Calaveras skull is a famous fossil cranium, reported by Professor J.D. Whitney as found (1886) in the undisturbed auriferous gravels of Calaveras county, California. The discovery at once raised the still discussed question of "tertiary man" in the New World. Doubt has been thrown on the genuineness of the find, as the age of the gravels is disputed and the skull is of a type corresponding exactly with that of the present Indian inhabitants of the district. Whitney assigns the fossil to late Tertiary (Pliocene) times, and concludes that "man existed in California previous to the cessation of volcanic activity in the Sierra Nevada, to the epoch of the greatest extension of the glaciers in that region and to the erosion of the present river cañons and valleys, at a time when the animal and vegetable creation differed entirely from what they now are...." The specimen is preserved in the Peabody museum, Cambridge, Mass.
It was found embedded in gold bearing gravel by a miner, Mr. Mattison, who took it to Dr. William Jones, who sent a letter to the state geological survey about the find. The geological survey asked to see it, and Dr. J. D. Whitney, a famous geologist for whom Mount Whitney is named, examined it a few days after it arrived at the survey (June 29, 1866). It soon became a major point of debate because its presence would imply that modern man was present in California millions of years before man was thought to evolve. Eventually, it was presumed to be a skull of a modern indian, found in some cave and planted to be found by Mr. Mattison.

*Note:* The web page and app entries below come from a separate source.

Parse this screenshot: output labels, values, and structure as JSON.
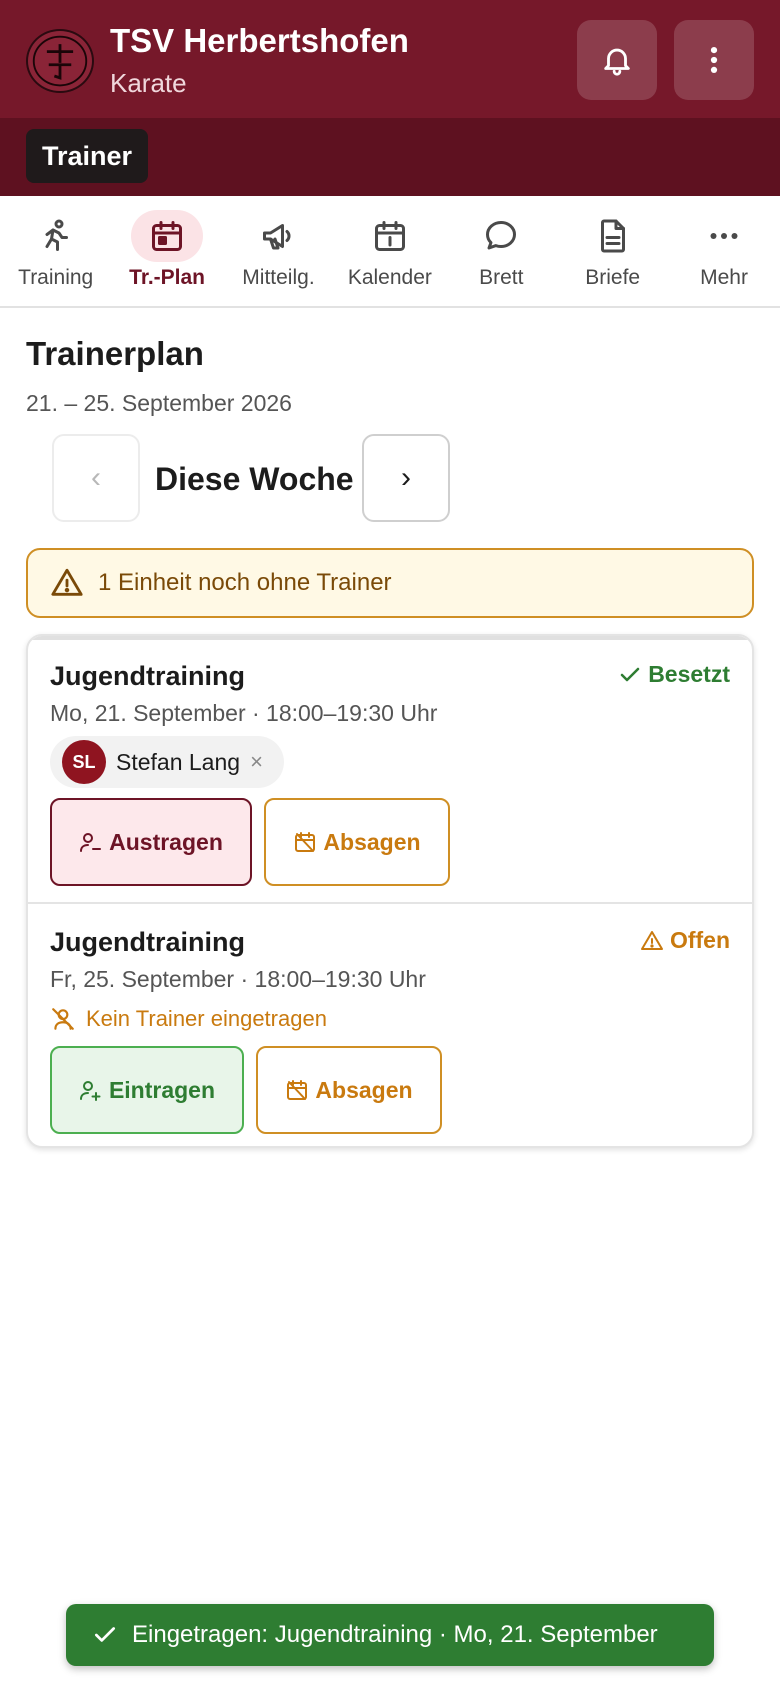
{
  "header": {
    "club_name": "TSV Herbertshofen",
    "department": "Karate",
    "notifications_icon": "bell-icon",
    "menu_icon": "more-vertical-icon"
  },
  "role": {
    "label": "Trainer"
  },
  "tabs": [
    {
      "label": "Training",
      "icon": "running-icon",
      "active": false
    },
    {
      "label": "Tr.-Plan",
      "icon": "calendar-grid-icon",
      "active": true
    },
    {
      "label": "Mitteilg.",
      "icon": "megaphone-icon",
      "active": false
    },
    {
      "label": "Kalender",
      "icon": "calendar-icon",
      "active": false
    },
    {
      "label": "Brett",
      "icon": "chat-bubble-icon",
      "active": false
    },
    {
      "label": "Briefe",
      "icon": "document-icon",
      "active": false
    },
    {
      "label": "Mehr",
      "icon": "more-horizontal-icon",
      "active": false
    }
  ],
  "page": {
    "title": "Trainerplan",
    "date_range": "21. – 25. September 2026",
    "week_label": "Diese Woche",
    "prev_symbol": "‹",
    "next_symbol": "›"
  },
  "warning": {
    "text": "1 Einheit noch ohne Trainer"
  },
  "sessions": [
    {
      "title": "Jugendtraining",
      "date": "Mo, 21. September · 18:00–19:30 Uhr",
      "status": "Besetzt",
      "trainer": {
        "initials": "SL",
        "name": "Stefan Lang",
        "remove_symbol": "×"
      },
      "primary_action": "Austragen",
      "secondary_action": "Absagen"
    },
    {
      "title": "Jugendtraining",
      "date": "Fr, 25. September · 18:00–19:30 Uhr",
      "status": "Offen",
      "no_trainer_text": "Kein Trainer eingetragen",
      "primary_action": "Eintragen",
      "secondary_action": "Absagen"
    }
  ],
  "toast": {
    "text": "Eingetragen: Jugendtraining · Mo, 21. September"
  },
  "colors": {
    "header_bg": "#76182a",
    "role_bar_bg": "#5e1120",
    "accent": "#6d1426",
    "success": "#2e7d32",
    "warning": "#c97a0f"
  }
}
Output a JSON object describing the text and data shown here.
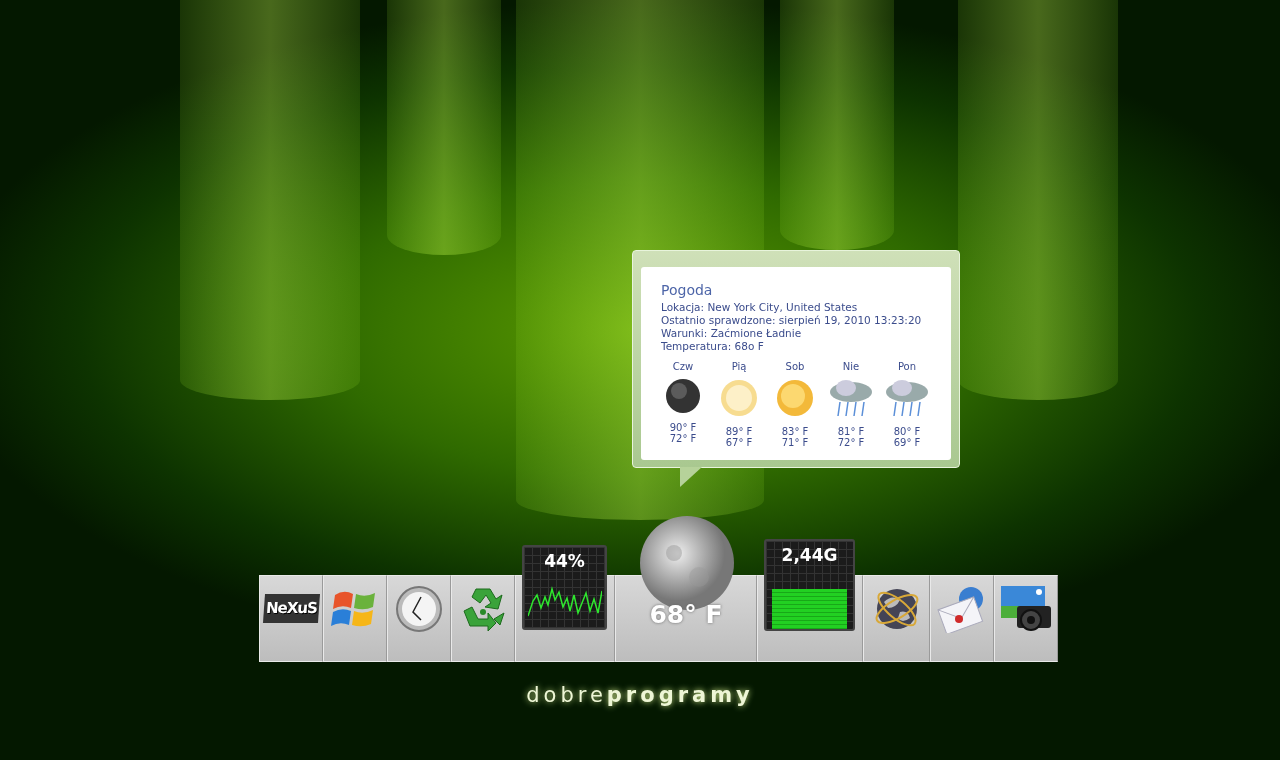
{
  "popup": {
    "title": "Pogoda",
    "lines": [
      "Lokacja: New York City, United States",
      "Ostatnio sprawdzone: sierpień 19, 2010 13:23:20",
      "Warunki: Zaćmione Ładnie",
      "Temperatura: 68o F"
    ],
    "forecast": [
      {
        "day": "Czw",
        "kind": "moon",
        "high": "90° F",
        "low": "72° F"
      },
      {
        "day": "Pią",
        "kind": "hazy-sun",
        "high": "89° F",
        "low": "67° F"
      },
      {
        "day": "Sob",
        "kind": "sun",
        "high": "83° F",
        "low": "71° F"
      },
      {
        "day": "Nie",
        "kind": "rain",
        "high": "81° F",
        "low": "72° F"
      },
      {
        "day": "Pon",
        "kind": "rain",
        "high": "80° F",
        "low": "69° F"
      }
    ]
  },
  "dock": {
    "items": [
      {
        "kind": "nexus",
        "logo_text": "NeXuS"
      },
      {
        "kind": "windows"
      },
      {
        "kind": "clock"
      },
      {
        "kind": "recycle"
      },
      {
        "kind": "cpu-meter",
        "reading": "44%"
      },
      {
        "kind": "weather",
        "reading": "68° F"
      },
      {
        "kind": "memory-meter",
        "reading": "2,44G",
        "level": 0.45
      },
      {
        "kind": "globe"
      },
      {
        "kind": "mail"
      },
      {
        "kind": "photo"
      }
    ]
  },
  "wallpaper": {
    "logo": "dobre**programy**"
  }
}
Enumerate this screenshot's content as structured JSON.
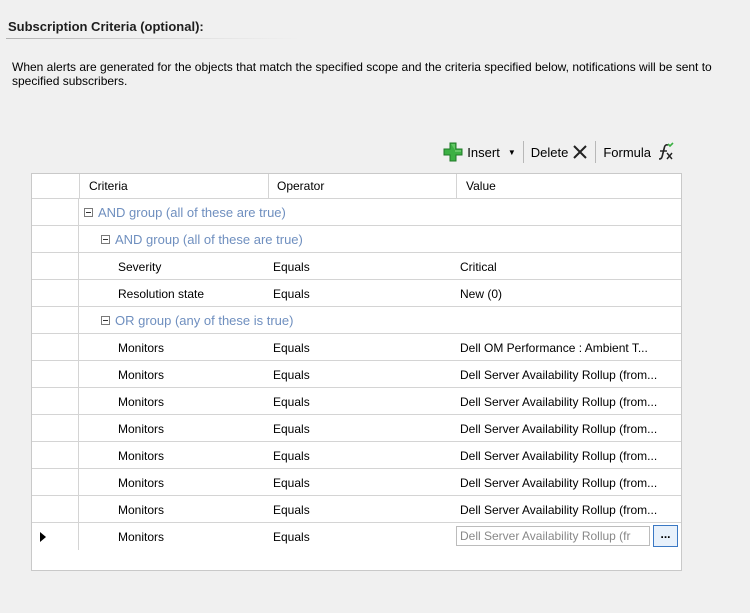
{
  "section": {
    "title": "Subscription Criteria (optional):",
    "description": "When alerts are generated for the objects that match the specified scope and the criteria specified below, notifications will be sent to specified subscribers."
  },
  "toolbar": {
    "insert_label": "Insert",
    "delete_label": "Delete",
    "formula_label": "Formula"
  },
  "grid": {
    "headers": {
      "criteria": "Criteria",
      "operator": "Operator",
      "value": "Value"
    },
    "groups": [
      "AND group (all of these are true)",
      "AND group (all of these are true)",
      "OR group (any of these is true)"
    ],
    "rows": [
      {
        "criteria": "Severity",
        "operator": "Equals",
        "value": "Critical"
      },
      {
        "criteria": "Resolution state",
        "operator": "Equals",
        "value": "New (0)"
      },
      {
        "criteria": "Monitors",
        "operator": "Equals",
        "value": "Dell OM Performance : Ambient T..."
      },
      {
        "criteria": "Monitors",
        "operator": "Equals",
        "value": "Dell Server Availability Rollup (from..."
      },
      {
        "criteria": "Monitors",
        "operator": "Equals",
        "value": "Dell Server Availability Rollup (from..."
      },
      {
        "criteria": "Monitors",
        "operator": "Equals",
        "value": "Dell Server Availability Rollup (from..."
      },
      {
        "criteria": "Monitors",
        "operator": "Equals",
        "value": "Dell Server Availability Rollup (from..."
      },
      {
        "criteria": "Monitors",
        "operator": "Equals",
        "value": "Dell Server Availability Rollup (from..."
      },
      {
        "criteria": "Monitors",
        "operator": "Equals",
        "value": "Dell Server Availability Rollup (from..."
      },
      {
        "criteria": "Monitors",
        "operator": "Equals",
        "value": "Dell Server Availability Rollup (fr"
      }
    ],
    "ellipsis_label": "..."
  },
  "colors": {
    "group_text": "#6f8fbf",
    "insert_icon": "#3cb043",
    "button_border": "#3a78c4"
  }
}
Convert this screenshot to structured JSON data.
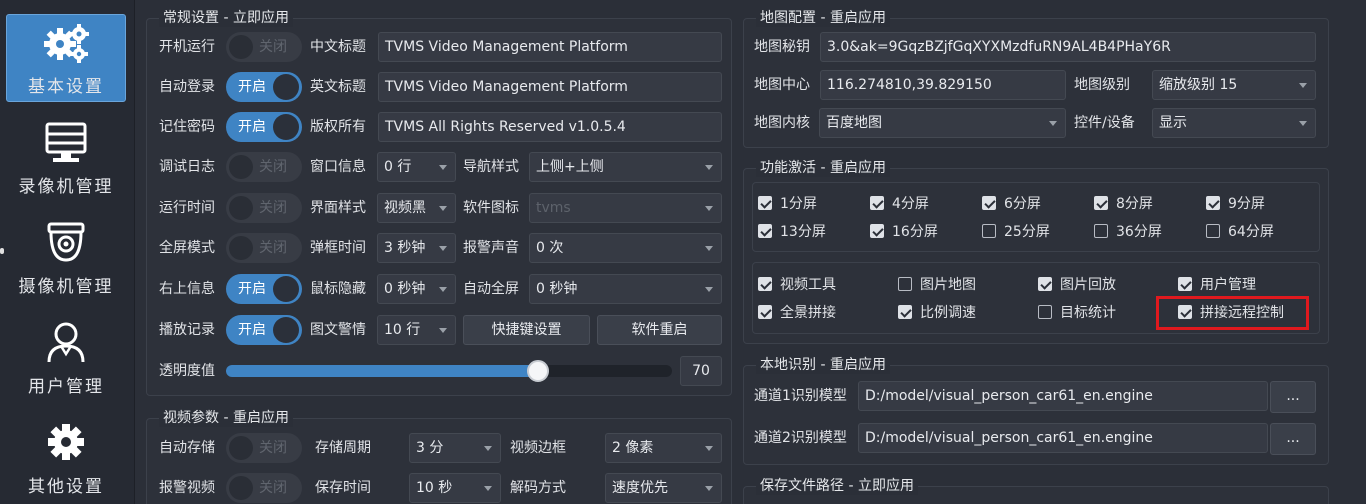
{
  "nav": {
    "items": [
      {
        "label": "基本设置",
        "icon": "gears-icon",
        "active": true
      },
      {
        "label": "录像机管理",
        "icon": "nvr-icon"
      },
      {
        "label": "摄像机管理",
        "icon": "camera-icon"
      },
      {
        "label": "用户管理",
        "icon": "user-icon"
      },
      {
        "label": "其他设置",
        "icon": "gear-icon"
      }
    ]
  },
  "general": {
    "title": "常规设置 - 立即应用",
    "boot_run": {
      "label": "开机运行",
      "state": "关闭"
    },
    "auto_login": {
      "label": "自动登录",
      "state": "开启"
    },
    "remember_pwd": {
      "label": "记住密码",
      "state": "开启"
    },
    "debug_log": {
      "label": "调试日志",
      "state": "关闭"
    },
    "run_time": {
      "label": "运行时间",
      "state": "关闭"
    },
    "full_screen": {
      "label": "全屏模式",
      "state": "关闭"
    },
    "top_right_info": {
      "label": "右上信息",
      "state": "开启"
    },
    "play_record": {
      "label": "播放记录",
      "state": "开启"
    },
    "cn_title": {
      "label": "中文标题",
      "value": "TVMS Video Management Platform"
    },
    "en_title": {
      "label": "英文标题",
      "value": "TVMS Video Management Platform"
    },
    "copyright": {
      "label": "版权所有",
      "value": "TVMS All Rights Reserved  v1.0.5.4"
    },
    "window_info": {
      "label": "窗口信息",
      "value": "0 行"
    },
    "nav_style": {
      "label": "导航样式",
      "value": "上侧+上侧"
    },
    "ui_style": {
      "label": "界面样式",
      "value": "视频黑"
    },
    "app_icon": {
      "label": "软件图标",
      "value": "tvms"
    },
    "popup_time": {
      "label": "弹框时间",
      "value": "3 秒钟"
    },
    "alarm_sound": {
      "label": "报警声音",
      "value": "0 次"
    },
    "mouse_hide": {
      "label": "鼠标隐藏",
      "value": "0 秒钟"
    },
    "auto_fullscreen": {
      "label": "自动全屏",
      "value": "0 秒钟"
    },
    "image_alarm": {
      "label": "图文警情",
      "value": "10 行"
    },
    "shortcut_btn": "快捷键设置",
    "restart_btn": "软件重启",
    "opacity": {
      "label": "透明度值",
      "value": "70",
      "percent": 70
    }
  },
  "video": {
    "title": "视频参数 - 重启应用",
    "auto_save": {
      "label": "自动存储",
      "state": "关闭"
    },
    "alarm_video": {
      "label": "报警视频",
      "state": "关闭"
    },
    "save_period": {
      "label": "存储周期",
      "value": "3 分"
    },
    "keep_time": {
      "label": "保存时间",
      "value": "10 秒"
    },
    "video_border": {
      "label": "视频边框",
      "value": "2 像素"
    },
    "decode_mode": {
      "label": "解码方式",
      "value": "速度优先"
    }
  },
  "map": {
    "title": "地图配置 - 重启应用",
    "key": {
      "label": "地图秘钥",
      "value": "3.0&ak=9GqzBZjfGqXYXMzdfuRN9AL4B4PHaY6R"
    },
    "center": {
      "label": "地图中心",
      "value": "116.274810,39.829150"
    },
    "level": {
      "label": "地图级别",
      "value": "缩放级别 15"
    },
    "core": {
      "label": "地图内核",
      "value": "百度地图"
    },
    "control": {
      "label": "控件/设备",
      "value": "显示"
    }
  },
  "features": {
    "title": "功能激活 - 重启应用",
    "screens": [
      {
        "label": "1分屏",
        "checked": true
      },
      {
        "label": "4分屏",
        "checked": true
      },
      {
        "label": "6分屏",
        "checked": true
      },
      {
        "label": "8分屏",
        "checked": true
      },
      {
        "label": "9分屏",
        "checked": true
      },
      {
        "label": "13分屏",
        "checked": true
      },
      {
        "label": "16分屏",
        "checked": true
      },
      {
        "label": "25分屏",
        "checked": false
      },
      {
        "label": "36分屏",
        "checked": false
      },
      {
        "label": "64分屏",
        "checked": false
      }
    ],
    "tools": [
      {
        "label": "视频工具",
        "checked": true
      },
      {
        "label": "图片地图",
        "checked": false
      },
      {
        "label": "图片回放",
        "checked": true
      },
      {
        "label": "用户管理",
        "checked": true
      },
      {
        "label": "全景拼接",
        "checked": true
      },
      {
        "label": "比例调速",
        "checked": true
      },
      {
        "label": "目标统计",
        "checked": false
      },
      {
        "label": "拼接远程控制",
        "checked": true
      }
    ]
  },
  "recognition": {
    "title": "本地识别 - 重启应用",
    "ch1": {
      "label": "通道1识别模型",
      "value": "D:/model/visual_person_car61_en.engine"
    },
    "ch2": {
      "label": "通道2识别模型",
      "value": "D:/model/visual_person_car61_en.engine"
    },
    "browse": "..."
  },
  "save_path": {
    "title": "保存文件路径 - 立即应用"
  },
  "colors": {
    "accent": "#3f84c4",
    "highlight": "#e0191e",
    "background": "#2b2f38"
  }
}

It should be noted that the skull as evidence is problematic enough that some ministries identify it as an argument creationists should not use. According to Creation Ministries International:
|“||These are not sound examples—the Castenedolo skeletal material shows evidence of being an intrusive burial, i.e. a recent burial into older strata, since all the fossils apart from the human ones had time to be impregnated with salt. The Calaveras skull was probably a hoax planted into a mine by miners.||”|
However it should not be ignored since at the very least it calls for more research. The men who found the skull were noted to be honest men, and Whitney could find no evidence of falsehood on their part. Later, some people may have put a cave skull in the mine as a joke on Mattison, and that skull would have been a cave skull. The original skull was truly a fossil, in fact it was so completely fossilized that only a trace amount of organic matter remains. The Carbon-14 dating on the skull was performed on fragments of human bone associated with the skull but not on the skull itself. The Carbon-14 dating gave an age of only 2,100 years or less. The skull was found embedded in gold bearing gravels, which encrusted it and filled its cavities. This does not match with it being a cave skull.
Whitney was a very respected geologist and apparently an evolutionist who wrote a book in 1880, "The auriferous gravels of the Sierra Nevada of California". In the book he documents human remains and artifacts found in the gold bearing gravels, and reasons that man must have been present there before the end of volcanism in the area. The large number of artifacts found by miners in the gravels was a supporting evidence for the reasonableness of finding a fossilized skull there. Whitney himself helped remove skulls found in caves and would have been familiar with their appearance, but believes the Calaveras skull was not a transplanted cave skull, but a skull found in its place of burial.
Since the gravels are from the pliocene epoch, normally dated 1.8 million years ago to 5.3 million years ago, the skull poses a problem. Either a hoax or a mistake was perpetrated (note the recent carbon dating), or the gravels should be dated much more recently, or there is evidence that humans were present when the gravels were washed to their present position (note the embedded gravels imply the skull was already bone without flesh when the gravels filled it, perhaps washed from its burial site). The number of human artifacts is also suggestive. It would seem that even those who believe it to be a hoax, could doubt enough to do some more checking of the area with newer technologies and dating techniques.
- The Case for the Calaveras Skull by Edward Lain and Robert Gentet. CRSQ 33(4):248-256. March 1997.